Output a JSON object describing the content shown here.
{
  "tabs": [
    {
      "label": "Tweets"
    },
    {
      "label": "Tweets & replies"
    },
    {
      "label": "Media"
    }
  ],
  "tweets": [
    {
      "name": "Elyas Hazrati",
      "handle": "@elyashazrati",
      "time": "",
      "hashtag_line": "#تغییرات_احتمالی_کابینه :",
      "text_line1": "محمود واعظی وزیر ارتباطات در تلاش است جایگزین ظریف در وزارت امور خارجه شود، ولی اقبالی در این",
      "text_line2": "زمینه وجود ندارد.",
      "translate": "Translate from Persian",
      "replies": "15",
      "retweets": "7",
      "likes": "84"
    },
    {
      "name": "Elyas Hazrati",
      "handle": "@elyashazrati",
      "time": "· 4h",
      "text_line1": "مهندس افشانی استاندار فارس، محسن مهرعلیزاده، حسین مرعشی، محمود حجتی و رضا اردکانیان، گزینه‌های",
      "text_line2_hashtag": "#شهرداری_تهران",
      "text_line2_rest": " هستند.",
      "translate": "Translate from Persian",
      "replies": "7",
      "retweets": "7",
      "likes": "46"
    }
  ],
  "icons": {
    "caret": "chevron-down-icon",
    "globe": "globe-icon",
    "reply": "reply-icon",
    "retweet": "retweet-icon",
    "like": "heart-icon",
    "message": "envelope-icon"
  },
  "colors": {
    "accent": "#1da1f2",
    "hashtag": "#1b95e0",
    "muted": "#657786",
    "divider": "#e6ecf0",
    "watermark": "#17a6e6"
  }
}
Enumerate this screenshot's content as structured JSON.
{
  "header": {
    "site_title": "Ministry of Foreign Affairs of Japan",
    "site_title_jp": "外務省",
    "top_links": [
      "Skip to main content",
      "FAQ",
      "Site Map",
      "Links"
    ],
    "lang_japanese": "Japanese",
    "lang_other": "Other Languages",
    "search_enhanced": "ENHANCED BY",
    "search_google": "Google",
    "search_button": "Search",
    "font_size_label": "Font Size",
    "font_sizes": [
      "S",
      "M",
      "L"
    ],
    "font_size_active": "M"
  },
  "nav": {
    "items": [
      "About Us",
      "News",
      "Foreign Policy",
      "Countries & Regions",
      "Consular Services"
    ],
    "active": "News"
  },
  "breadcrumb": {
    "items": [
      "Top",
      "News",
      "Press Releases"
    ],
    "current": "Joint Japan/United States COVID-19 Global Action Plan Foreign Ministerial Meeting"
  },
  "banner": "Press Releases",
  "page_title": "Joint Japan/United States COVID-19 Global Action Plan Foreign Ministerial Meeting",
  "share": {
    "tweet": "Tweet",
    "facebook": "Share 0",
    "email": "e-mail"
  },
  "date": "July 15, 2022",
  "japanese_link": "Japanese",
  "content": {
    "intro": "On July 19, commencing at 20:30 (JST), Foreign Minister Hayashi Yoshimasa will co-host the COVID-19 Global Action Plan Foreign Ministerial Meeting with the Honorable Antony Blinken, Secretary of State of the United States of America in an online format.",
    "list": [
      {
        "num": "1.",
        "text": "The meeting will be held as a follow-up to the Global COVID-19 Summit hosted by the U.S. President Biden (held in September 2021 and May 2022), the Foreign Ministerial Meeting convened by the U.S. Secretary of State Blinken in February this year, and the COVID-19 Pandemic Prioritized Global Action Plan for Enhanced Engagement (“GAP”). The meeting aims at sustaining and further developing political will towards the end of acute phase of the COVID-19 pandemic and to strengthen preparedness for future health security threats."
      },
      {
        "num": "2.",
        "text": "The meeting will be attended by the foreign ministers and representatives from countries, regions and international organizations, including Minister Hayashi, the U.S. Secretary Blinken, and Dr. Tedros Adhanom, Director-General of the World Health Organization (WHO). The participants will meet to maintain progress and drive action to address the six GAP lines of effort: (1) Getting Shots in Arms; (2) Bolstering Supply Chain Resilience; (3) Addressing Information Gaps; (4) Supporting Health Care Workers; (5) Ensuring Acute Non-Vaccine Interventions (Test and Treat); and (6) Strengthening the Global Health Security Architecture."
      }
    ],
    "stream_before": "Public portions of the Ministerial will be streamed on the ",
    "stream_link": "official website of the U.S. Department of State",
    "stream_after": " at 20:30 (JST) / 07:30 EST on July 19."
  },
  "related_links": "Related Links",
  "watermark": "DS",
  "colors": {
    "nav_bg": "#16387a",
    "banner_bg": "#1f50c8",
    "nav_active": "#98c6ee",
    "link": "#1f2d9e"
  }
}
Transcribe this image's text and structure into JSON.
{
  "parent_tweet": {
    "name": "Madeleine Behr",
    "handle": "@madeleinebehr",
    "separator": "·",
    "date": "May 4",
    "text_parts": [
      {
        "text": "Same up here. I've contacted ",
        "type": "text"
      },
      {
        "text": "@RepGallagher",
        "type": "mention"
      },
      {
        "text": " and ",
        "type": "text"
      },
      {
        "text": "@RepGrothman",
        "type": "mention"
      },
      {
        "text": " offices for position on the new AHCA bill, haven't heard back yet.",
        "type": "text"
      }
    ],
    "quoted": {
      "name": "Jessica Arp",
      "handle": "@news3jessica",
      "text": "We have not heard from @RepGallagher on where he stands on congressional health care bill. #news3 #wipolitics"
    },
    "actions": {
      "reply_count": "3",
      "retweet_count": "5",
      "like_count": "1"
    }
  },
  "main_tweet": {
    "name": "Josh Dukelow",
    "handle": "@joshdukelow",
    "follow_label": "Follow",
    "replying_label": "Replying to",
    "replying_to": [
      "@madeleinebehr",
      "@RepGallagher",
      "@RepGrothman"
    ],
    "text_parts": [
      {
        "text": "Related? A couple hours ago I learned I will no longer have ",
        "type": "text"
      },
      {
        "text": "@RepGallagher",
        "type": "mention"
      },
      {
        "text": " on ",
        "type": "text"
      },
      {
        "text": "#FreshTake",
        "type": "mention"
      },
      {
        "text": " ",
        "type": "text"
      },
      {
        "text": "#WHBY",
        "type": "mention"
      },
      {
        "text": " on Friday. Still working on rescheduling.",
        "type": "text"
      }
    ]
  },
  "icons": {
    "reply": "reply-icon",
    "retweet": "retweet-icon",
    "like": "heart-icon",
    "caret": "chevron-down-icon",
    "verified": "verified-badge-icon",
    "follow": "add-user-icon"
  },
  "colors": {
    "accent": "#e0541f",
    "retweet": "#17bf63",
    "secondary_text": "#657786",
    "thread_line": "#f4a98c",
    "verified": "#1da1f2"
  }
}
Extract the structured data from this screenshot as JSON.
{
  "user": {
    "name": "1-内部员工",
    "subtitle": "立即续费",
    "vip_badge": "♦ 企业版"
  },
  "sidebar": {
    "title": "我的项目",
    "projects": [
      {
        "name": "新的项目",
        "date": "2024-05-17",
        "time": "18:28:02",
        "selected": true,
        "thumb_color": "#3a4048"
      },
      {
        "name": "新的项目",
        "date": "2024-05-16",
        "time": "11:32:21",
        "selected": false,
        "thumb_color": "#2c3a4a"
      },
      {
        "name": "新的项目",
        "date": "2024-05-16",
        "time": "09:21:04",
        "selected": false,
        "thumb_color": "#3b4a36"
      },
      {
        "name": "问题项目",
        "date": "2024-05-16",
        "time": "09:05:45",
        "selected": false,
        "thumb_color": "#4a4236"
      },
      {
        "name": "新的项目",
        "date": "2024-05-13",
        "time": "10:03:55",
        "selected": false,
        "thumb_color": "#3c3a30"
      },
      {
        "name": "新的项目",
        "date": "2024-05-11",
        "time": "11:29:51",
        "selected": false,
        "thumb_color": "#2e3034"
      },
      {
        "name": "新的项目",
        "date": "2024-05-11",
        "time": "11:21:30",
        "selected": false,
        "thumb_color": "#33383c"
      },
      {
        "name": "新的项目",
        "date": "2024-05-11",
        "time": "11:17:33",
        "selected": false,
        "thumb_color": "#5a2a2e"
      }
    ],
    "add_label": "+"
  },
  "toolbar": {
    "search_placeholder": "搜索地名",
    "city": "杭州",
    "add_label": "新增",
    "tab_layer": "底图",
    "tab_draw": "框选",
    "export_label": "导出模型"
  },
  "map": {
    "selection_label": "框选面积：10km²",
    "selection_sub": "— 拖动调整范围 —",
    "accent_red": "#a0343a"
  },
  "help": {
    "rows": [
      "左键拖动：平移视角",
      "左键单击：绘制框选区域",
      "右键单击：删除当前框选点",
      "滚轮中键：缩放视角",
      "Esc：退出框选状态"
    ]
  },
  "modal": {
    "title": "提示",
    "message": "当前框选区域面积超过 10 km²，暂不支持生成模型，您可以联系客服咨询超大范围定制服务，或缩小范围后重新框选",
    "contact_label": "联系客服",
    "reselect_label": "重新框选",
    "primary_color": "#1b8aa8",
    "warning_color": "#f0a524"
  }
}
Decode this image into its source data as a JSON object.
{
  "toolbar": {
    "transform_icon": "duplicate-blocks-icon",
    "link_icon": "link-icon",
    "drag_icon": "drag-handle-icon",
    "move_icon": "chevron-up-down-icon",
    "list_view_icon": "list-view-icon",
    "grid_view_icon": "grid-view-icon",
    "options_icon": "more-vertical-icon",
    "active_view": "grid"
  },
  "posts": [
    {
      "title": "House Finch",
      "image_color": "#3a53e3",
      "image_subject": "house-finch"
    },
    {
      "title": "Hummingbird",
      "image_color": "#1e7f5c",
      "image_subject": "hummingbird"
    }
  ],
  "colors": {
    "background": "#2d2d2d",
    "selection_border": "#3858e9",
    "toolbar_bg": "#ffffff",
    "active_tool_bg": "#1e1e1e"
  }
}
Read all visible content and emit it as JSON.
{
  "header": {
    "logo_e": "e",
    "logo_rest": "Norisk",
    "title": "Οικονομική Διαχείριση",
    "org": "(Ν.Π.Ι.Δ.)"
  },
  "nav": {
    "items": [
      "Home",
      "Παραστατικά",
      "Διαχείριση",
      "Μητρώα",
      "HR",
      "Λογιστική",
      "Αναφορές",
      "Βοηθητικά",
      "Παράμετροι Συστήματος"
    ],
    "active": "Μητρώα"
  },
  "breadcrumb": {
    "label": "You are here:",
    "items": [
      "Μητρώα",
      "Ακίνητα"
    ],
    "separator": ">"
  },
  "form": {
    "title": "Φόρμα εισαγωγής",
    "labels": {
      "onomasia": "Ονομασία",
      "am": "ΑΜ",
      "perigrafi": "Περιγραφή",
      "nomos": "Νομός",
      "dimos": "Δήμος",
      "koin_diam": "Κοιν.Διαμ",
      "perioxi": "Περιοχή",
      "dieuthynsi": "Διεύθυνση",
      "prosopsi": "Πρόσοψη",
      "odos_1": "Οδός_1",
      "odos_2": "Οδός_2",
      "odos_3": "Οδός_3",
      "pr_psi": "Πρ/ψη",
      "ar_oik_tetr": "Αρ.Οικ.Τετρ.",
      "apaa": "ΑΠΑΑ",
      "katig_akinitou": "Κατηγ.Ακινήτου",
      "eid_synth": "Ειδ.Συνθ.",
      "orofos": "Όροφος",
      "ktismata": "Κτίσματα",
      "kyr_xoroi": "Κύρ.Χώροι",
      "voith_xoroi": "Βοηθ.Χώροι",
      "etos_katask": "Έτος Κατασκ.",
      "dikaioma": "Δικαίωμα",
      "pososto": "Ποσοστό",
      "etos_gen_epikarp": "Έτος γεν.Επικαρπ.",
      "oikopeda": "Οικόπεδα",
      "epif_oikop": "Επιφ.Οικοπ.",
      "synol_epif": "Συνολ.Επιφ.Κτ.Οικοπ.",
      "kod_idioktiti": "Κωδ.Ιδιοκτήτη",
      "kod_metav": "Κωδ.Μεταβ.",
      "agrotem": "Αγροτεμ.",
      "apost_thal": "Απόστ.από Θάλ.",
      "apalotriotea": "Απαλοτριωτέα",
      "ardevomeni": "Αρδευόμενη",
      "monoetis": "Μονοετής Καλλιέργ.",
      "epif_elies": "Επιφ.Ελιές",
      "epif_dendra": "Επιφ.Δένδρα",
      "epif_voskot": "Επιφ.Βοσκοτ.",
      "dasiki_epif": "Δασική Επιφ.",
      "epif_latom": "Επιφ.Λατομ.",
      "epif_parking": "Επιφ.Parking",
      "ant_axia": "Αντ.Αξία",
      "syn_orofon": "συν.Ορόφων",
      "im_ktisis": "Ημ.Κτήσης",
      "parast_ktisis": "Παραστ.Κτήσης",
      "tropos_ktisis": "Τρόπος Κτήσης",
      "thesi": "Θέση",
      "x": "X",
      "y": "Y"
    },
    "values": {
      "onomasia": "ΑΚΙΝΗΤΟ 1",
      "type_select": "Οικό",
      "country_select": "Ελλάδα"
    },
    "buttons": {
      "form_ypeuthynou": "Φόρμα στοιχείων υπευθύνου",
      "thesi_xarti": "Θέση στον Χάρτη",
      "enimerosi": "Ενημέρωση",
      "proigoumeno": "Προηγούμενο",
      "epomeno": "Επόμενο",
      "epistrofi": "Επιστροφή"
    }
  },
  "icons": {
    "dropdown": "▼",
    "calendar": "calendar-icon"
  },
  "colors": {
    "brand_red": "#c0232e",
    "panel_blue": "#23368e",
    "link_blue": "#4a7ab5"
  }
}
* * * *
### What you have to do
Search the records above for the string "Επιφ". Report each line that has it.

### Reply
      "epif_oikop": "Επιφ.Οικοπ.",
      "synol_epif": "Συνολ.Επιφ.Κτ.Οικοπ.",
      "epif_elies": "Επιφ.Ελιές",
      "epif_dendra": "Επιφ.Δένδρα",
      "epif_voskot": "Επιφ.Βοσκοτ.",
      "dasiki_epif": "Δασική Επιφ.",
      "epif_latom": "Επιφ.Λατομ.",
      "epif_parking": "Επιφ.Parking",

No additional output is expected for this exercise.